But with the significant processing backlog, USCIS often takes longer than that to adjudicate those petitions, in which case the worker will depend on the 240 days of work authorization until the H-1B extension petition is approved. Also, the extension petition can be filed with a request for premium processing, which requires USCIS to act on the petition within 15 days of filing.
Be proactive with petition filings or green card sponsorship
Employers need to file petitions for temporary visas six months before the anticipated work start date. The same goes for extensions, which may be filed six months before the expiration date. The Firm assists Employers who might also consider sponsoring their workers for green cards early to maximize the chances of getting the green card approved before the employee’s underlying temporary work visa expires or is denied for extension.

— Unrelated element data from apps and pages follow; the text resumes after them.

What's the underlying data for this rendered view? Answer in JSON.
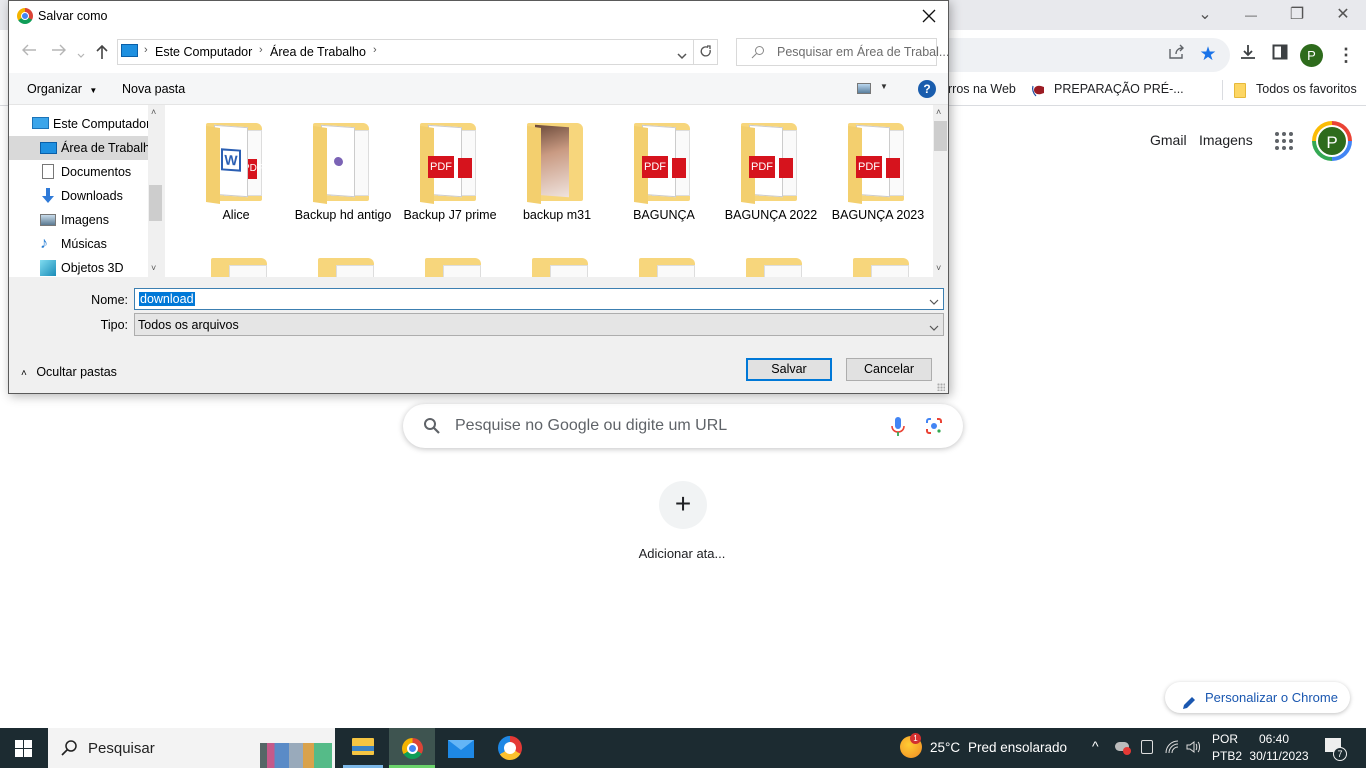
{
  "browser": {
    "window_controls": {
      "tabsearch": "⌄",
      "minimize": "—",
      "restore": "❐",
      "close": "✕"
    },
    "toolbar": {
      "share_icon": "share-icon",
      "bookmark_star": "★",
      "download_icon": "⤓",
      "sidepanel_icon": "◧",
      "profile_initial": "P",
      "menu": "⋮"
    },
    "bookmarks": [
      {
        "label": "rros na Web"
      },
      {
        "label": "PREPARAÇÃO PRÉ-..."
      }
    ],
    "all_bookmarks": "Todos os favoritos"
  },
  "ntp": {
    "links": {
      "gmail": "Gmail",
      "images": "Imagens"
    },
    "profile_initial": "P",
    "search_placeholder": "Pesquise no Google ou digite um URL",
    "add_shortcut_symbol": "+",
    "add_shortcut_label": "Adicionar ata...",
    "customize_label": "Personalizar o Chrome"
  },
  "dialog": {
    "title": "Salvar como",
    "breadcrumb": [
      "Este Computador",
      "Área de Trabalho"
    ],
    "search_placeholder": "Pesquisar em Área de Trabal...",
    "organize_label": "Organizar",
    "new_folder_label": "Nova pasta",
    "nav_items": [
      {
        "label": "Este Computador",
        "icon": "computer-icon",
        "selected": false
      },
      {
        "label": "Área de Trabalho",
        "icon": "desktop-icon",
        "selected": true
      },
      {
        "label": "Documentos",
        "icon": "documents-icon",
        "selected": false
      },
      {
        "label": "Downloads",
        "icon": "downloads-icon",
        "selected": false
      },
      {
        "label": "Imagens",
        "icon": "pictures-icon",
        "selected": false
      },
      {
        "label": "Músicas",
        "icon": "music-icon",
        "selected": false
      },
      {
        "label": "Objetos 3D",
        "icon": "3d-objects-icon",
        "selected": false
      }
    ],
    "files": [
      {
        "name": "Alice",
        "preview": "word-pdf"
      },
      {
        "name": "Backup hd antigo",
        "preview": "document"
      },
      {
        "name": "Backup J7 prime",
        "preview": "pdf"
      },
      {
        "name": "backup m31",
        "preview": "photo"
      },
      {
        "name": "BAGUNÇA",
        "preview": "pdf"
      },
      {
        "name": "BAGUNÇA 2022",
        "preview": "pdf"
      },
      {
        "name": "BAGUNÇA 2023",
        "preview": "pdf"
      }
    ],
    "pdf_text": "PDF",
    "name_label": "Nome:",
    "name_value": "download",
    "type_label": "Tipo:",
    "type_value": "Todos os arquivos",
    "hide_folders_label": "Ocultar pastas",
    "save_label": "Salvar",
    "cancel_label": "Cancelar",
    "help_symbol": "?"
  },
  "taskbar": {
    "search_placeholder": "Pesquisar",
    "weather_temp": "25°C",
    "weather_desc": "Pred ensolarado",
    "weather_badge": "1",
    "lang_line1": "POR",
    "lang_line2": "PTB2",
    "time": "06:40",
    "date": "30/11/2023",
    "notification_count": "7"
  }
}
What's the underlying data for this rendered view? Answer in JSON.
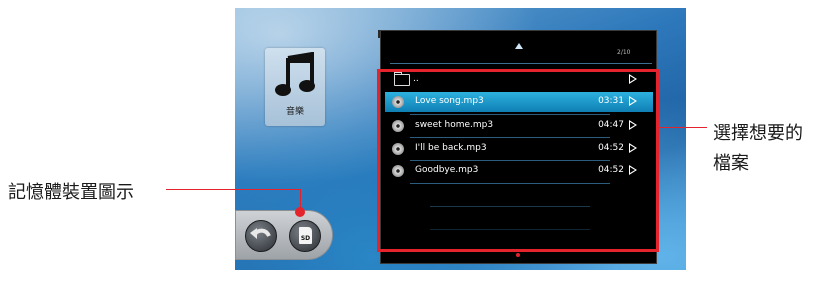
{
  "music_tile": {
    "label": "音樂",
    "icon": "music-note-icon"
  },
  "bottom_bar": {
    "back_icon": "back-arrow-icon",
    "storage_label": "SD"
  },
  "file_list": {
    "page_indicator": "2/10",
    "parent_folder": "..",
    "items": [
      {
        "name": "Love song.mp3",
        "duration": "03:31",
        "selected": true
      },
      {
        "name": "sweet home.mp3",
        "duration": "04:47",
        "selected": false
      },
      {
        "name": "I'll be back.mp3",
        "duration": "04:52",
        "selected": false
      },
      {
        "name": "Goodbye.mp3",
        "duration": "04:52",
        "selected": false
      }
    ]
  },
  "callouts": {
    "right_line1": "選擇想要的",
    "right_line2": "檔案",
    "left": "記憶體裝置圖示"
  },
  "colors": {
    "accent": "#e4232c",
    "selection": "#1aa0d0"
  }
}
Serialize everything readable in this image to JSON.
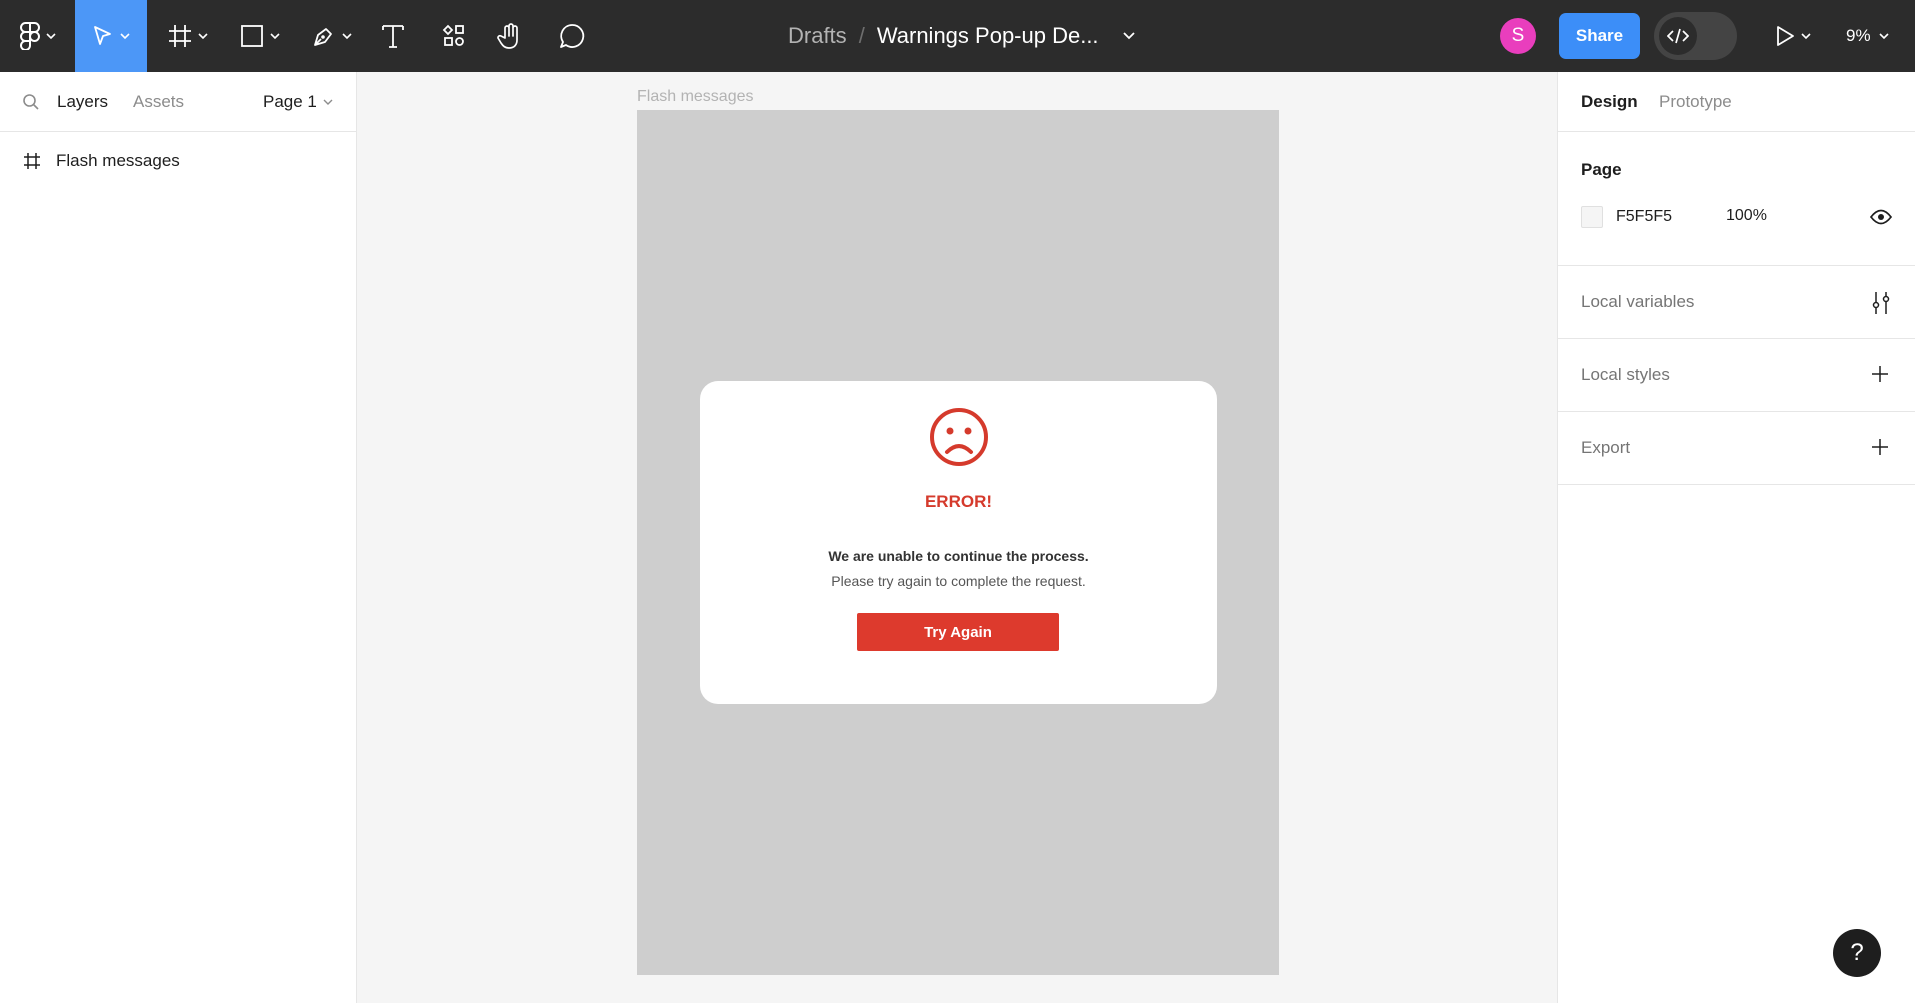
{
  "toolbar": {
    "breadcrumb_parent": "Drafts",
    "breadcrumb_separator": "/",
    "file_name": "Warnings Pop-up De...",
    "avatar_initial": "S",
    "share_label": "Share",
    "zoom_label": "9%",
    "tools": [
      "main-menu",
      "move",
      "frame",
      "rectangle",
      "pen",
      "text",
      "resources",
      "hand",
      "comment"
    ]
  },
  "left_panel": {
    "tab_layers": "Layers",
    "tab_assets": "Assets",
    "page_selector": "Page 1",
    "layers": [
      {
        "icon": "frame-icon",
        "name": "Flash messages"
      }
    ]
  },
  "canvas": {
    "frame_label": "Flash messages",
    "modal": {
      "icon": "sad-face-icon",
      "title": "ERROR!",
      "line1": "We are unable to continue the process.",
      "line2": "Please try again to complete the request.",
      "button_label": "Try Again"
    },
    "colors": {
      "frame_bg": "#cecece",
      "error_red": "#dd3a2d"
    }
  },
  "right_panel": {
    "tab_design": "Design",
    "tab_prototype": "Prototype",
    "page_section_title": "Page",
    "page_fill_hex": "F5F5F5",
    "page_fill_opacity": "100%",
    "local_variables": "Local variables",
    "local_styles": "Local styles",
    "export": "Export"
  },
  "help_label": "?"
}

Again, seek a request for premium processing.
Challenge the denial in court
Employers can challenge work visa extension denials in federal district court, which will allow a neutral judge to determine if the USCIS denial was proper. Seeking relief in federal court may be increasingly an option which employers may need to exercise where visa application or renewals are denied for key employees. Being served an NTA puts a foreign worker in a legal limbo where he or she is legally obligated to remain in the U.S. without work authorization to await a court date, which could take years. Challenging the denial in federal court could cause a speedier resolution.
Because of the serious impact this policy could have on an employer and its foreign workforce, consult an immigration attorney for legal advice. Please contact Paruthipattu Law Firm to schedule a consultation.
For information on other policy changes and how they are affecting employers, please see our blog.